The search and replace command allows regular expression to be used over a range of lines and replace the matching string. The user can ask for confirmation before the substitution is performed. It may be well worth a review of line number representation in the ed tutorial.

  • :<start>,<finish>s/<find>/<replace>/g General command
  • :1,$s/the/The/g Search the entire file and replace the with The.
  • :%s/the/The/g% means the complete file. (Same as above).
  • :.,5s/^.*//g Delete the contents from the current to 5th line.

The search command is very powerful when combined with the regular expression search strings. If the g directive is not included then the change is performed only on the first occurrence of a match on each line.

File saving

  • :w save (write to disk)
  • :q exit

Make sure you are in command mode by pressing the Esc key. Now type :w. This will save your work by writing it to a disk file.

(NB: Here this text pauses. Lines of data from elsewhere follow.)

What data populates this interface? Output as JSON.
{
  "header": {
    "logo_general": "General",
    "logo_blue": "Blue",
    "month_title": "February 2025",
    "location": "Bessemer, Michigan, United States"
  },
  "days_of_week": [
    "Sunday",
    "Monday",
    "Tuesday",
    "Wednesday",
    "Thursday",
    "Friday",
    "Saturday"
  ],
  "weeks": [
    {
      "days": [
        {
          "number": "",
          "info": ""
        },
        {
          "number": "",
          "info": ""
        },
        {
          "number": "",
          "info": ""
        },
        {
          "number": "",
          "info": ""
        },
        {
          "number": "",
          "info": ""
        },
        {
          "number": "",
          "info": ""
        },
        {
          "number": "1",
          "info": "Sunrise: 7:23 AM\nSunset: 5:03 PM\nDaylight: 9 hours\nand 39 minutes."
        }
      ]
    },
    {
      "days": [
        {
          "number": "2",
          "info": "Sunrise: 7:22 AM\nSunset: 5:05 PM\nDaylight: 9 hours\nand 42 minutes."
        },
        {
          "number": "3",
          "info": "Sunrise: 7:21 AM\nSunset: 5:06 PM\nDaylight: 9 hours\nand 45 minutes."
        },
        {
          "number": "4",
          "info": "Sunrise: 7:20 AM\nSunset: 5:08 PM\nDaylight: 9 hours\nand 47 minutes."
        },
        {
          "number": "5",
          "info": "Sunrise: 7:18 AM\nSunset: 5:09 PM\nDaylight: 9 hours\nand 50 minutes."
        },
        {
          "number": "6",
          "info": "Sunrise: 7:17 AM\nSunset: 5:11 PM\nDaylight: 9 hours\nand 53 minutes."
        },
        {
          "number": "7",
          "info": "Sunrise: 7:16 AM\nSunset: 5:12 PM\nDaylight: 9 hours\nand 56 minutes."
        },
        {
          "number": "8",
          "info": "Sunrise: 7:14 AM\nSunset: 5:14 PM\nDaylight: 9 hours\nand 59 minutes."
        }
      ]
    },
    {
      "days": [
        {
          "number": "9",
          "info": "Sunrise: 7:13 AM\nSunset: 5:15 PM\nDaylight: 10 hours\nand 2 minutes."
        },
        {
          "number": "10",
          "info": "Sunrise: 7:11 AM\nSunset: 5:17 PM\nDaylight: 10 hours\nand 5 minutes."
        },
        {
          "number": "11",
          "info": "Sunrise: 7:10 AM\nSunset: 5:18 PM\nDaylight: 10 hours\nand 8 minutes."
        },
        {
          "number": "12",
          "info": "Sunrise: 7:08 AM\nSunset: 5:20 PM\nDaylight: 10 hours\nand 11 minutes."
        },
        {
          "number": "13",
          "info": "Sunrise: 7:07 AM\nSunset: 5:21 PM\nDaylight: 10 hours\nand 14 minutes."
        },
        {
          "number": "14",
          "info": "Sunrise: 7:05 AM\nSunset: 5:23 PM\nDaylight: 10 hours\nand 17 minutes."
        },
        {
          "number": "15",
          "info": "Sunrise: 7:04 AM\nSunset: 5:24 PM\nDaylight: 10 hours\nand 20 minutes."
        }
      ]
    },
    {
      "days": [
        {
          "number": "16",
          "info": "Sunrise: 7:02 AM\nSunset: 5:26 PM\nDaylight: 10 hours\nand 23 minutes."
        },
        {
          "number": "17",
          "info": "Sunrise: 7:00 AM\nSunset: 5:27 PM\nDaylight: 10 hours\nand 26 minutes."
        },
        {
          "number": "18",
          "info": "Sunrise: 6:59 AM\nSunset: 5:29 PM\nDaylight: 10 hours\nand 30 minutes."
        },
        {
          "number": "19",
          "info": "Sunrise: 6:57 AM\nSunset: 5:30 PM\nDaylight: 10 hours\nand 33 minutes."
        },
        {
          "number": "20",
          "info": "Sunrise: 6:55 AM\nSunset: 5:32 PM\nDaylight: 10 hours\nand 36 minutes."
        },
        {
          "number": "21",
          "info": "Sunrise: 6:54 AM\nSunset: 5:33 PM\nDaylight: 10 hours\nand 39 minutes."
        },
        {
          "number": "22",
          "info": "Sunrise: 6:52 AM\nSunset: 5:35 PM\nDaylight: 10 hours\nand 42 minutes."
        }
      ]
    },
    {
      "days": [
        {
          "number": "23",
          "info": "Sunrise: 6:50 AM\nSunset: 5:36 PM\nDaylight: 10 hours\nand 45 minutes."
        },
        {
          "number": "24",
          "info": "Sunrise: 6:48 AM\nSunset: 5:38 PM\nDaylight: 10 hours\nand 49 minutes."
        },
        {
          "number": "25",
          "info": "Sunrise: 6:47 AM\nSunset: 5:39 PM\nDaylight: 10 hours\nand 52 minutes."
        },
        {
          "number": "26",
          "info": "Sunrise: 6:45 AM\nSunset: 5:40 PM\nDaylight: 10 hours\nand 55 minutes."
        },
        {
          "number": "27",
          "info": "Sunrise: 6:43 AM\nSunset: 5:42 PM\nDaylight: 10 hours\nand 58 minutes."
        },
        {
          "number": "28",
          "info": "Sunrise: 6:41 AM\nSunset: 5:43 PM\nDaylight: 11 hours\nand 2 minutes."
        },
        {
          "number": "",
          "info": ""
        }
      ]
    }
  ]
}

The command for quitting vi is q. If you wish to combine saving and quitting, just type :wq. There is also a convenient abbreviation for :wq - ZZ. Since much of your programming work will consist of running a program, encountering a problem, calling up the program in the editor to make a small change, and then exiting from the editor to run the program again, ZZ will be a command you use often. (Actually, ZZ is not an exact synonym for :wq - if you have not made any changes to the file you are editing since the last save, ZZ will just exit from the editor whereas :wq will [redundantly] save before exiting.)

If you just want to start all over again, you can type :q! (remember to press the Esc key first). If you omit the !, vi will not allow you to quit without saving.

Conclusions

vi offers powerful commands that many more modern editors do not or can not offer. The cost for this power is also the main argument against vi; the commands can be difficult to learn and read. With a little practice and time, the vi command set will become second nature.

References